Population dynamics and tree damage of the invasive chestnut gall wasp, Dryocosmus kuriphilus, in its southernmost European distributional range.
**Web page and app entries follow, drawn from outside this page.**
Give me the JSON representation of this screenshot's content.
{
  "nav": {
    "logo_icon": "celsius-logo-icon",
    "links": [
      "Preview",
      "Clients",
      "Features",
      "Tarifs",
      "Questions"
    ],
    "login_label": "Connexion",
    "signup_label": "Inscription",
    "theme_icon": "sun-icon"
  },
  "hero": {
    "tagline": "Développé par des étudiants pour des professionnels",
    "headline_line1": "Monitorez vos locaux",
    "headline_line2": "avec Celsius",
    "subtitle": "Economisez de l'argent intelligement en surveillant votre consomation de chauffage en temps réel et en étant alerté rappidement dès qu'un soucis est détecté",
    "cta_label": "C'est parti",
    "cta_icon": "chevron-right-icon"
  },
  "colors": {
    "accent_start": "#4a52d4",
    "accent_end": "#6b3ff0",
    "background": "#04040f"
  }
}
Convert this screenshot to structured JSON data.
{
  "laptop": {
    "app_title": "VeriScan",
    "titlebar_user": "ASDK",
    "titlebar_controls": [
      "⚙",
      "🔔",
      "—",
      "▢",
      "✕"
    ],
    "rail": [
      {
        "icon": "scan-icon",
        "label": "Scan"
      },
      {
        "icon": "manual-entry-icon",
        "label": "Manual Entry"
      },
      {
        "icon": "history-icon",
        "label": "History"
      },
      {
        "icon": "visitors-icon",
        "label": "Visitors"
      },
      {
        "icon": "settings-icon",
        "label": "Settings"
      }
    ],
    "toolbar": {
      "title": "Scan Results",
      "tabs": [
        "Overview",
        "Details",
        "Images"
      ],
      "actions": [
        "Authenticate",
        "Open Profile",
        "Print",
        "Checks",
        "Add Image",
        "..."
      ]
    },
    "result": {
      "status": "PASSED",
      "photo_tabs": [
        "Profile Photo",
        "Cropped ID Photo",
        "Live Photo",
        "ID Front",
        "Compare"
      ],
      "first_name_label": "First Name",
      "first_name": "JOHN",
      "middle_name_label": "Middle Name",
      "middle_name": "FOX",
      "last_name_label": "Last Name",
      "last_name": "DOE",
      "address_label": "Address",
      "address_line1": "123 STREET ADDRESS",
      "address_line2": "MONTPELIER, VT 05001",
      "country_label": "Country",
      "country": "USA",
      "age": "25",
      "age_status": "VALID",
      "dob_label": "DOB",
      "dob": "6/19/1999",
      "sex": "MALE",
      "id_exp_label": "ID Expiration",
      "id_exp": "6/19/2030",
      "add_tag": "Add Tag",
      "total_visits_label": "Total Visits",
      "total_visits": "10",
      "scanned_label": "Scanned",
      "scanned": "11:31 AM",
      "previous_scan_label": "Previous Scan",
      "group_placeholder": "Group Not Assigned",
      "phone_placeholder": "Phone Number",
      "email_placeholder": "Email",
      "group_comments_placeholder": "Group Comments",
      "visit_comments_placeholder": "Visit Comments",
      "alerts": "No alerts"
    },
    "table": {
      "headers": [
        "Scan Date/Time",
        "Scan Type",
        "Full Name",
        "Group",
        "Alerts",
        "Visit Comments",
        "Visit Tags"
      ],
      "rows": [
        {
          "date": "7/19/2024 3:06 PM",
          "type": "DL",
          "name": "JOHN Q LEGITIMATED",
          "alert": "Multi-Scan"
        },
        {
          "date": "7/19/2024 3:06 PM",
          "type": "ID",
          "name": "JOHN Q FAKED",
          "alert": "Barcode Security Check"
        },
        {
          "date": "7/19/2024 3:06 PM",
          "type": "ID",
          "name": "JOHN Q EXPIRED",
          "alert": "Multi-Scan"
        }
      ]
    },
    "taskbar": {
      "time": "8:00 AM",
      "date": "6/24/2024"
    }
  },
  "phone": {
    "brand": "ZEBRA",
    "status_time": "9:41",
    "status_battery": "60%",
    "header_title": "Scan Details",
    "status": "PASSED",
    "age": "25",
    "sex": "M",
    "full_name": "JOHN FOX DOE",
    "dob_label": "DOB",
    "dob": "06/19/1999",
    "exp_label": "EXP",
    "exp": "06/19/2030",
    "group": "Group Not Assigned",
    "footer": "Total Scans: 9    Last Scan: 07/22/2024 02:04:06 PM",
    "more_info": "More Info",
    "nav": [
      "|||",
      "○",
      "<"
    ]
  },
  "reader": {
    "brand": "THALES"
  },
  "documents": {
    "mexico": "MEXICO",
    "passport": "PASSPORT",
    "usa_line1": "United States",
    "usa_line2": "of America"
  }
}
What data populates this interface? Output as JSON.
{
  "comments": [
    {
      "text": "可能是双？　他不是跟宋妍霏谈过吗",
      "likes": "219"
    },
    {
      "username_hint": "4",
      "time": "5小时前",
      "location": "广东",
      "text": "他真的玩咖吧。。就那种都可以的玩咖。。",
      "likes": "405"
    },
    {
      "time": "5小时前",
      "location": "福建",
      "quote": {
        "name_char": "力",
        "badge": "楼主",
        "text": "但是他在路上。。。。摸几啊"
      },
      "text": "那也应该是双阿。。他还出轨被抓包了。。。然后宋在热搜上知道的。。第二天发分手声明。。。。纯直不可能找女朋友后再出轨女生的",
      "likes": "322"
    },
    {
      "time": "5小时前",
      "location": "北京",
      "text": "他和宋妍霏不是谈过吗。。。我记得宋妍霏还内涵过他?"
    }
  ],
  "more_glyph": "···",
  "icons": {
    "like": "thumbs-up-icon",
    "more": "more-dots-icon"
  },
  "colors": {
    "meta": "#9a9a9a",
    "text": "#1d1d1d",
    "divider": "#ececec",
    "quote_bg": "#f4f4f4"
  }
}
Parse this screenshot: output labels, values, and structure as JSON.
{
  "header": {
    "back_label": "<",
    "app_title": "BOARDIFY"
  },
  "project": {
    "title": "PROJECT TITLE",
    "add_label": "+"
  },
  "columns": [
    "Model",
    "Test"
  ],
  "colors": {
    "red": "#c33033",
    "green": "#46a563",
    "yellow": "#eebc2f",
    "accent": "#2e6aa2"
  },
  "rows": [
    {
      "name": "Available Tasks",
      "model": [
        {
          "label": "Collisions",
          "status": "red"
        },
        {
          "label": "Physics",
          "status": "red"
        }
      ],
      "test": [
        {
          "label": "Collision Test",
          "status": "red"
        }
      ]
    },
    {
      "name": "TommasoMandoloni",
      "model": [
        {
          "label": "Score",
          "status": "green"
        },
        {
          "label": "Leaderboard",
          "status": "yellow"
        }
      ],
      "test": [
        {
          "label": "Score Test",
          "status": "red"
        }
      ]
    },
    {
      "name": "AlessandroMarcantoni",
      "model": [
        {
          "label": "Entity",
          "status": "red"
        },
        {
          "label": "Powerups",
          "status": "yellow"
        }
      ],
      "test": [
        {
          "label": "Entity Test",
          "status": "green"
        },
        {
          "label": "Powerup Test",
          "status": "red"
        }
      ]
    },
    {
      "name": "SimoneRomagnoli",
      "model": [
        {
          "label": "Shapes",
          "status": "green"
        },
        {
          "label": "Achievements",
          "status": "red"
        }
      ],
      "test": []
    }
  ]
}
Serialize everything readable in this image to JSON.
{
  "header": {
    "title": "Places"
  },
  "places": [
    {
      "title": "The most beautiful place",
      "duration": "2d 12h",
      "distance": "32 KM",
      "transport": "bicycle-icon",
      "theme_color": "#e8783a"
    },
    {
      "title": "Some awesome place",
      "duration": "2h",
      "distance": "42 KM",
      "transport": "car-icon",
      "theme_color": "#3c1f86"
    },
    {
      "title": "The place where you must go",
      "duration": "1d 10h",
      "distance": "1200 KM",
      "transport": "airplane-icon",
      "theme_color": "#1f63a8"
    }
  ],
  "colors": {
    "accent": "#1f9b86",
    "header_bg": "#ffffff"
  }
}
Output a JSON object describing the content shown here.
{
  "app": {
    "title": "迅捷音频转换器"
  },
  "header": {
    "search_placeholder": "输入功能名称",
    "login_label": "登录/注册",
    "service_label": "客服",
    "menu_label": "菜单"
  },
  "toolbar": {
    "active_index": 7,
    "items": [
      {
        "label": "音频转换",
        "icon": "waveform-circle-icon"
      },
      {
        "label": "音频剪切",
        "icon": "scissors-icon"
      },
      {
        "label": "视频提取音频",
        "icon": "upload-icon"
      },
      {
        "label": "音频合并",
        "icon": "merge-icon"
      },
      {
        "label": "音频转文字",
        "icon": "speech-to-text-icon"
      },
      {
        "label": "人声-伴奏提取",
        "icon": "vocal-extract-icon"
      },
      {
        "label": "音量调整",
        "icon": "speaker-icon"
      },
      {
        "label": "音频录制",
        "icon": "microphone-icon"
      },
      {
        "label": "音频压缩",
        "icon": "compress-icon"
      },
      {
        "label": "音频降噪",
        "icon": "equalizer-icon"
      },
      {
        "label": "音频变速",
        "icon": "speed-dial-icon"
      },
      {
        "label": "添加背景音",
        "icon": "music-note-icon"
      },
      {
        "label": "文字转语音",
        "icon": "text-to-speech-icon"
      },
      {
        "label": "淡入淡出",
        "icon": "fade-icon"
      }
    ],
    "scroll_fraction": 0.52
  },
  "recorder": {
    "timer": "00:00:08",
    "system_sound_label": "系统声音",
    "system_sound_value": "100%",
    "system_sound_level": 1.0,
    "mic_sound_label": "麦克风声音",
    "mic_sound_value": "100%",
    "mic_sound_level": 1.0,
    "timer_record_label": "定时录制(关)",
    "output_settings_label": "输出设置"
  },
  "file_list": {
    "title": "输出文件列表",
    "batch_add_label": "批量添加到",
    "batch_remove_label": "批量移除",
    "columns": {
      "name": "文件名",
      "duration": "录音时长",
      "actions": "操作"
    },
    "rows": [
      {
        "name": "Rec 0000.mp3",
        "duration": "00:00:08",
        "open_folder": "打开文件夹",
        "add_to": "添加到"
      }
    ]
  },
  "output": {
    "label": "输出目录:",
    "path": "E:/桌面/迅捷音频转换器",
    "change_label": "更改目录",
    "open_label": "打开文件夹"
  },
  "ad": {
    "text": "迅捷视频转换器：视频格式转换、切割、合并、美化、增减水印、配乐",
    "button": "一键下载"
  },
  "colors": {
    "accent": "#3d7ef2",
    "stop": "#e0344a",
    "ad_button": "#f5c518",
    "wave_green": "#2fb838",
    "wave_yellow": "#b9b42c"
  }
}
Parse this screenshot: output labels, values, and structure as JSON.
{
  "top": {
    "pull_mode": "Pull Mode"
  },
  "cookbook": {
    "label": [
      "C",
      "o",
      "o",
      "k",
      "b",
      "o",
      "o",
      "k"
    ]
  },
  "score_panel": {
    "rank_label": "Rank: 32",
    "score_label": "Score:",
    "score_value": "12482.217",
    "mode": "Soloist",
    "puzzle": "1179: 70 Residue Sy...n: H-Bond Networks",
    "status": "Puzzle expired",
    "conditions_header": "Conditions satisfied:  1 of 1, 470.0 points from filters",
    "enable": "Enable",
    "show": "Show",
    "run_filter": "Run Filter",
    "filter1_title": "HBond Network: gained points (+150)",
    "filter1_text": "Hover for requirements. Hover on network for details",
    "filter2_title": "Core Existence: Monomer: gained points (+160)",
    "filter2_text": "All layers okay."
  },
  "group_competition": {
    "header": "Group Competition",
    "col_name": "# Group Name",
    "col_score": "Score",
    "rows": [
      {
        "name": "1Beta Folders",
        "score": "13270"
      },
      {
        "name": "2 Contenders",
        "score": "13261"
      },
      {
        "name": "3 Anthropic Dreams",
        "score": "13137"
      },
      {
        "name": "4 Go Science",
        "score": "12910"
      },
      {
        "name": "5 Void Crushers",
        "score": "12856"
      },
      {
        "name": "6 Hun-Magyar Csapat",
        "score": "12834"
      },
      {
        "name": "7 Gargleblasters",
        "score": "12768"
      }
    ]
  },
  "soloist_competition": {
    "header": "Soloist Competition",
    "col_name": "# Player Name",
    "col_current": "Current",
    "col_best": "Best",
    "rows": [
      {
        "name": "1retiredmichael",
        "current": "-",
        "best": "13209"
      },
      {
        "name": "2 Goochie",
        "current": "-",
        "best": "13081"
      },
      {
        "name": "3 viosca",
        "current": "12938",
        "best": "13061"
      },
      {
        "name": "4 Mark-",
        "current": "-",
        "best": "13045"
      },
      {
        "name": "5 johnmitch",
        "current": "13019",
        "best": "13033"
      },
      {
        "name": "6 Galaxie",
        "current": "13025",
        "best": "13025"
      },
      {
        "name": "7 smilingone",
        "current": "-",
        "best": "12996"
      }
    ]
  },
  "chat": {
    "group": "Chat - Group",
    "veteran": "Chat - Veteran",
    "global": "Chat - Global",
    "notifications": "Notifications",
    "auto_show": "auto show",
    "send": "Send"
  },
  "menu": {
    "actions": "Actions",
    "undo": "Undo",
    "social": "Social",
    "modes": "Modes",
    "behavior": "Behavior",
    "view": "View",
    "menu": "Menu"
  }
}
The invasive chestnut gall wasp (CGW), Dryocosmus kuriphilus, the worst pest of chestnut cultivation, has spread worryingly throughout Europe in less than 20 years. Despite the great concern around this pest, little is known about the status in its southernmost distribution in continental Europe. We assessed spatio-temporal patterns in the population dynamics, phenology and tree damage caused by CGW in southern Spain. Likewise, the relationship between these variables and thermal trends was evaluated. We found strong variation in the population dynamics and flight phenology among localities and over time, which were highly influenced by changes in thermal regimes. Specifically, warmer localities and vegetative periods promoted higher population densities, a partial increase in the survival of immature stages, and advanced flight activity. Moreover, tree damage evolved differently over time in each locality, which suggests that local conditions may determine differences in damage evolution. Our findings evidence that great spatio-temporal variability in the CGW populations takes place across invaded areas in its southernmost European distributional range. Although control mechanisms have been introduced, implementation of further control and management measures are critical to cope with this main threat for the chestnut industry and to prevent its spread to nearing chestnut-producing areas.